### What the task requires
Lines holding the string "title" are the ones to copy; find them all in the data.

### Records for this task
^^^^^^^^^^^^^^^^

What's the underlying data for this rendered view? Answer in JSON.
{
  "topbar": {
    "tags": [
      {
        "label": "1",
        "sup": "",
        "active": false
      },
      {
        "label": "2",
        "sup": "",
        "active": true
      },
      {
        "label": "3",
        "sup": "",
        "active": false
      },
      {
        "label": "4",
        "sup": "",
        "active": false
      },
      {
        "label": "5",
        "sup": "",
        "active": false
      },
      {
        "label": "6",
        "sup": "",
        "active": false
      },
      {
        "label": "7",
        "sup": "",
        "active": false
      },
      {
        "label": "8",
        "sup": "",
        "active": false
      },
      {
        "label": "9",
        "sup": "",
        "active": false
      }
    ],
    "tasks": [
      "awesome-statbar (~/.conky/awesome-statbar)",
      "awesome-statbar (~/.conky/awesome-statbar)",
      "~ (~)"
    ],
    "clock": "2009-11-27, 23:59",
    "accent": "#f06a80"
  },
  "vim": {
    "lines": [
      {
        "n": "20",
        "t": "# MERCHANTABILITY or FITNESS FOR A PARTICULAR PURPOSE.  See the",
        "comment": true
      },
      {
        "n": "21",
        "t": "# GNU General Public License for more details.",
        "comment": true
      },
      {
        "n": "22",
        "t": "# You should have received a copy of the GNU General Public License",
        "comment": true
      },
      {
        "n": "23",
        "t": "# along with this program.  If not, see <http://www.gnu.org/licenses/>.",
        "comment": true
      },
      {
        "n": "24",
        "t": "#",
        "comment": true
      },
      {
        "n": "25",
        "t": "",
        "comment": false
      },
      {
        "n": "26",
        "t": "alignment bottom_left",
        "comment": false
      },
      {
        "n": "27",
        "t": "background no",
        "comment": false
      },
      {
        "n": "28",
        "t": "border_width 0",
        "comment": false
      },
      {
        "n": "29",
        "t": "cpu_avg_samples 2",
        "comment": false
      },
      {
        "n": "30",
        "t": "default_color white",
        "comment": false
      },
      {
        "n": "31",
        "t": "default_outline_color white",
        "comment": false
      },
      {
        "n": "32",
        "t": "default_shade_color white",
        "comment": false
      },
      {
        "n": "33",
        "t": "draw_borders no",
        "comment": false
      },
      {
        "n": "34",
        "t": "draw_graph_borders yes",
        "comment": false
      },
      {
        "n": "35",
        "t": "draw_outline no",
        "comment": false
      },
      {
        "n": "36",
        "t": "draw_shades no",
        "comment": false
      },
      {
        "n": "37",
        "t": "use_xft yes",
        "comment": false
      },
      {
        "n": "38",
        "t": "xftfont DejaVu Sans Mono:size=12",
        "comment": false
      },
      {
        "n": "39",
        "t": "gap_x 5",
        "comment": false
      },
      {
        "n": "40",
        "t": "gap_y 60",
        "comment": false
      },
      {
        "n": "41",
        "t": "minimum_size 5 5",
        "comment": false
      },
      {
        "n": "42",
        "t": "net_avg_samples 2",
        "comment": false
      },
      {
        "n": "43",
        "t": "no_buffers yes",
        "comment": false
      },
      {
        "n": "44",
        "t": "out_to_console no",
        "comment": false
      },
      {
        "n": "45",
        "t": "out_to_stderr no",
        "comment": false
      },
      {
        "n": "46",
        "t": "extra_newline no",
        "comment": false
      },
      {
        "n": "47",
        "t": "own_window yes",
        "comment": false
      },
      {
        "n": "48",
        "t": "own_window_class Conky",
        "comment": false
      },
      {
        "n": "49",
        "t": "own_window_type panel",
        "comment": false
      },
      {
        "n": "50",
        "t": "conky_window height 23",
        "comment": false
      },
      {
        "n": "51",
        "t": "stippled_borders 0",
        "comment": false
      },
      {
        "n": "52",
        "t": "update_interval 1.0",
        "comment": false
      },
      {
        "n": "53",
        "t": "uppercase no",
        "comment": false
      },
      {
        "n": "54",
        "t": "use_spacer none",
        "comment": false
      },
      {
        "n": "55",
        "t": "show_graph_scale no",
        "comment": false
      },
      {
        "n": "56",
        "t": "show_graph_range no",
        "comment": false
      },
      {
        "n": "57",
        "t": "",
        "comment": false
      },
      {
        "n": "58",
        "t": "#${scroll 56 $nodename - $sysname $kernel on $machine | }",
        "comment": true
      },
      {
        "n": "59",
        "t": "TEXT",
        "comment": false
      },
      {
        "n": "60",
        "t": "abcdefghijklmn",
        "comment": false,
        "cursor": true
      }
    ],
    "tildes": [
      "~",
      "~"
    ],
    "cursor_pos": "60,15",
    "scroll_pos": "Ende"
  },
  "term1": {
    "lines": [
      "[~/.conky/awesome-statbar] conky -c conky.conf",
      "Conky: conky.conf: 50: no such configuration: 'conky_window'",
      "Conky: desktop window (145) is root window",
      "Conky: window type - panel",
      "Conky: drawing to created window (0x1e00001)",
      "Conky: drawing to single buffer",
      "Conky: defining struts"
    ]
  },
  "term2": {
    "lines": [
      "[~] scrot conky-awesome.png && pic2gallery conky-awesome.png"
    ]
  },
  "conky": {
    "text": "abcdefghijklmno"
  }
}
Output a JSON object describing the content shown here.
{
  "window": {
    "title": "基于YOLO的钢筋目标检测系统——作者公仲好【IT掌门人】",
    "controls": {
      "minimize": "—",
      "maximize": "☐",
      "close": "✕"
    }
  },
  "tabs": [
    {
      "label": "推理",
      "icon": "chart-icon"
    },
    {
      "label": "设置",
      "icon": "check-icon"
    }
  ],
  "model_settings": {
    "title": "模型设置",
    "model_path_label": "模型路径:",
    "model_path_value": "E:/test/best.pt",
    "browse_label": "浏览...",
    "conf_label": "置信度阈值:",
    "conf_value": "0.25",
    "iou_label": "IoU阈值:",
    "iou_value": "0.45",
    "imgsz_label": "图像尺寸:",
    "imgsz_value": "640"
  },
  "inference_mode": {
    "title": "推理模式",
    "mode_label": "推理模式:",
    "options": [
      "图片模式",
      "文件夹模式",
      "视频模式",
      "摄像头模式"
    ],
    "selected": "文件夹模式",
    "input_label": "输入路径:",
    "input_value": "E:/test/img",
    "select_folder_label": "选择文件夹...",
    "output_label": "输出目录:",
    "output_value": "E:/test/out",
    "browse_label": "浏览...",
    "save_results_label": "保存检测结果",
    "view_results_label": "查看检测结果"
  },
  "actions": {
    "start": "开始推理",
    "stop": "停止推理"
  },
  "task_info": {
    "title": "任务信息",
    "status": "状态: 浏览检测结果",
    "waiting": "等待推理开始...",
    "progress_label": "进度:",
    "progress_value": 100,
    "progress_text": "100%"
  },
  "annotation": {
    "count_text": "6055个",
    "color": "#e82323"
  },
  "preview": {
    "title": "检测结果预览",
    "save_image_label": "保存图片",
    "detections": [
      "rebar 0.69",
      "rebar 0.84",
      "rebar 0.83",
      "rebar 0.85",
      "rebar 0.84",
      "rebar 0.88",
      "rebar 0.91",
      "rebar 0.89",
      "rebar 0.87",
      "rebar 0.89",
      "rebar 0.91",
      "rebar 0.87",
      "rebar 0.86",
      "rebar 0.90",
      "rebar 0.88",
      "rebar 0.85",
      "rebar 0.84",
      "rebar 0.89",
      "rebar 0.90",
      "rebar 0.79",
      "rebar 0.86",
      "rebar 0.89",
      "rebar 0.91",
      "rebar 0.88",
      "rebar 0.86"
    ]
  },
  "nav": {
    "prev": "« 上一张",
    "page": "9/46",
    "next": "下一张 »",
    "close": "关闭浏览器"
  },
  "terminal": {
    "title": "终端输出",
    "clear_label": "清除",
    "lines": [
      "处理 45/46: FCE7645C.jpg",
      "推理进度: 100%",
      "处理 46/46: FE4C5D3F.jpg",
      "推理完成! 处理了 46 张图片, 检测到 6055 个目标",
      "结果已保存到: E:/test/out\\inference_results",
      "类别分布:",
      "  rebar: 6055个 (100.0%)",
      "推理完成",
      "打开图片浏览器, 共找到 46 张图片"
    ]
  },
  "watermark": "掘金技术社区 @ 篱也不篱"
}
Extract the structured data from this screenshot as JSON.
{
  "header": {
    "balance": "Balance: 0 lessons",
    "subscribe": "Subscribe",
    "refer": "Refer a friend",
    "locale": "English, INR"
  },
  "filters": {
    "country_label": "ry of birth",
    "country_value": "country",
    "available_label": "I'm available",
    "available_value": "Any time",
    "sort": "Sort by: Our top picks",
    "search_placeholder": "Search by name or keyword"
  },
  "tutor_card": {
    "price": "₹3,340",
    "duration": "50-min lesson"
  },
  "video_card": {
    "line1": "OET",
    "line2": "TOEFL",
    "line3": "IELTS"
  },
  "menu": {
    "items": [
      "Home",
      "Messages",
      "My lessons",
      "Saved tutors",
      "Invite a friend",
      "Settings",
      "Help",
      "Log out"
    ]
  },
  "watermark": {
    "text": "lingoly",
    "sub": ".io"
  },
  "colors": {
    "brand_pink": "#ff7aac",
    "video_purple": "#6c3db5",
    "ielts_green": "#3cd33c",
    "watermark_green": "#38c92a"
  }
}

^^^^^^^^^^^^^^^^

### Solved exercise
    "title": "基于YOLO的钢筋目标检测系统——作者公仲好【IT掌门人】",
    "title": "模型设置",
    "title": "推理模式",
    "title": "任务信息",
    "title": "检测结果预览",
    "title": "终端输出",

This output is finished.